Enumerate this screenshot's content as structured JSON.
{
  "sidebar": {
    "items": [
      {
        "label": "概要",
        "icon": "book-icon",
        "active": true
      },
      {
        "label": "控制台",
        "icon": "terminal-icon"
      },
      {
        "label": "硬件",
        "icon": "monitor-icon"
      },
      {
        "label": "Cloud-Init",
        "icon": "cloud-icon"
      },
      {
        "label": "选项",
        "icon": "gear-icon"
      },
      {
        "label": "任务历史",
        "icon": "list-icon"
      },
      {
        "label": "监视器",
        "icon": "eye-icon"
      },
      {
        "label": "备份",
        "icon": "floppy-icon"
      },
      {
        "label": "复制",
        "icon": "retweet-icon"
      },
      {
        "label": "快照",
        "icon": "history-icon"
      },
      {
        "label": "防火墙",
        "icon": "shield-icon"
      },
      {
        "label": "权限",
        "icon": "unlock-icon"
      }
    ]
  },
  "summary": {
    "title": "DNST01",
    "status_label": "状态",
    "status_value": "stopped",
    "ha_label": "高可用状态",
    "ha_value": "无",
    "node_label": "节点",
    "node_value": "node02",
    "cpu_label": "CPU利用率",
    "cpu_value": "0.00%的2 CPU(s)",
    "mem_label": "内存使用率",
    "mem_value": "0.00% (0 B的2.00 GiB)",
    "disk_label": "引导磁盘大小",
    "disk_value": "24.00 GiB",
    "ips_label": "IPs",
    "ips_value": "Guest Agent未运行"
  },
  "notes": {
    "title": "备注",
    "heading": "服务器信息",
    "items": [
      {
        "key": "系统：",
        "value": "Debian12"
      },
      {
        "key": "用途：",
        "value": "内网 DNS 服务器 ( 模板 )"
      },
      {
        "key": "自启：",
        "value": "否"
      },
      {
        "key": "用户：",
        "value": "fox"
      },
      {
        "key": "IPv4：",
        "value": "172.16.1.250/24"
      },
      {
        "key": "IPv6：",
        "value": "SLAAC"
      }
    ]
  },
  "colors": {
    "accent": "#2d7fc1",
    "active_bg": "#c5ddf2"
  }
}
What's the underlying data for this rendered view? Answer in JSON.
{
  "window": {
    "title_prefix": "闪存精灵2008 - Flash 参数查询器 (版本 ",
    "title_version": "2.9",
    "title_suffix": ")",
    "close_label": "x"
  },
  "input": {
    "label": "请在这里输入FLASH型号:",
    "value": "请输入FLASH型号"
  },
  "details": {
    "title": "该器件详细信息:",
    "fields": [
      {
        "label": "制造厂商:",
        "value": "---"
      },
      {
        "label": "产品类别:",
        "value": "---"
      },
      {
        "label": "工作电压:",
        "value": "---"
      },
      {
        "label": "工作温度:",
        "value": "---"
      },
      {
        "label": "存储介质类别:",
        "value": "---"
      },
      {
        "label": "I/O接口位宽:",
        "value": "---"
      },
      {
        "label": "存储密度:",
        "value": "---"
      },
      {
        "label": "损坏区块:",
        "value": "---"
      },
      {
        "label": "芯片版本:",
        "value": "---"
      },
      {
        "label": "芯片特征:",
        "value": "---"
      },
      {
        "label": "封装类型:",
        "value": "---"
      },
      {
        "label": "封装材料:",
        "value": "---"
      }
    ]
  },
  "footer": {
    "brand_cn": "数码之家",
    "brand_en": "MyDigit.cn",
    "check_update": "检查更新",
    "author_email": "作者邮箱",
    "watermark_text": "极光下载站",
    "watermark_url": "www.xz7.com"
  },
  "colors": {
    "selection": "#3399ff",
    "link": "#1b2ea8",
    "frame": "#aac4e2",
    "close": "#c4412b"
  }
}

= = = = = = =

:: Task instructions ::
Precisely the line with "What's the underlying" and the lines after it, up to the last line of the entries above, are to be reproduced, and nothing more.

:: Task response ::
What's the underlying data for this rendered view? Answer in JSON.
{
  "window": {
    "title_prefix": "闪存精灵2008 - Flash 参数查询器 (版本 ",
    "title_version": "2.9",
    "title_suffix": ")",
    "close_label": "x"
  },
  "input": {
    "label": "请在这里输入FLASH型号:",
    "value": "请输入FLASH型号"
  },
  "details": {
    "title": "该器件详细信息:",
    "fields": [
      {
        "label": "制造厂商:",
        "value": "---"
      },
      {
        "label": "产品类别:",
        "value": "---"
      },
      {
        "label": "工作电压:",
        "value": "---"
      },
      {
        "label": "工作温度:",
        "value": "---"
      },
      {
        "label": "存储介质类别:",
        "value": "---"
      },
      {
        "label": "I/O接口位宽:",
        "value": "---"
      },
      {
        "label": "存储密度:",
        "value": "---"
      },
      {
        "label": "损坏区块:",
        "value": "---"
      },
      {
        "label": "芯片版本:",
        "value": "---"
      },
      {
        "label": "芯片特征:",
        "value": "---"
      },
      {
        "label": "封装类型:",
        "value": "---"
      },
      {
        "label": "封装材料:",
        "value": "---"
      }
    ]
  },
  "footer": {
    "brand_cn": "数码之家",
    "brand_en": "MyDigit.cn",
    "check_update": "检查更新",
    "author_email": "作者邮箱",
    "watermark_text": "极光下载站",
    "watermark_url": "www.xz7.com"
  },
  "colors": {
    "selection": "#3399ff",
    "link": "#1b2ea8",
    "frame": "#aac4e2",
    "close": "#c4412b"
  }
}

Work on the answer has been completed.